**What to produce**
Gather every line in the records below that contains the word "bookmark".

**Provided records**
★ ★ ★ ★ ★

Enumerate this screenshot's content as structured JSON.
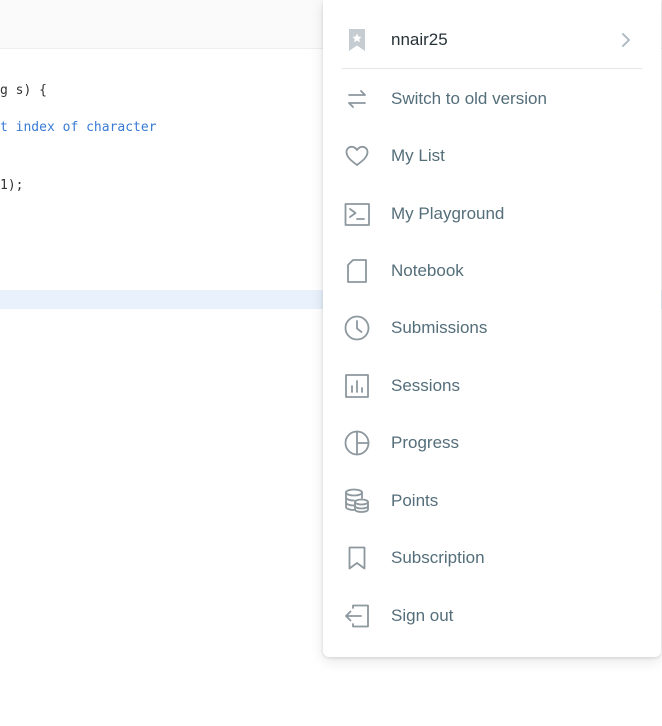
{
  "editor": {
    "lines": [
      {
        "text": "g s) {"
      },
      {
        "text": "t index of character"
      },
      {
        "text": "1);"
      }
    ]
  },
  "menu": {
    "header": {
      "username": "nnair25",
      "icon": "bookmark-star-icon"
    },
    "items": [
      {
        "label": "Switch to old version",
        "icon": "switch-arrows-icon"
      },
      {
        "label": "My List",
        "icon": "heart-icon"
      },
      {
        "label": "My Playground",
        "icon": "terminal-icon"
      },
      {
        "label": "Notebook",
        "icon": "notebook-icon"
      },
      {
        "label": "Submissions",
        "icon": "clock-icon"
      },
      {
        "label": "Sessions",
        "icon": "bar-chart-icon"
      },
      {
        "label": "Progress",
        "icon": "pie-chart-icon"
      },
      {
        "label": "Points",
        "icon": "coins-stack-icon"
      },
      {
        "label": "Subscription",
        "icon": "bookmark-icon"
      },
      {
        "label": "Sign out",
        "icon": "sign-out-icon"
      }
    ]
  },
  "colors": {
    "icon": "#8c979e",
    "label": "#546e7a",
    "username": "#263238",
    "code_comment": "#3a7bd5",
    "line_highlight": "#e8f1fc"
  }
}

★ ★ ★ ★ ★

**Solution to the problem**
      "icon": "bookmark-star-icon"
        "icon": "bookmark-icon"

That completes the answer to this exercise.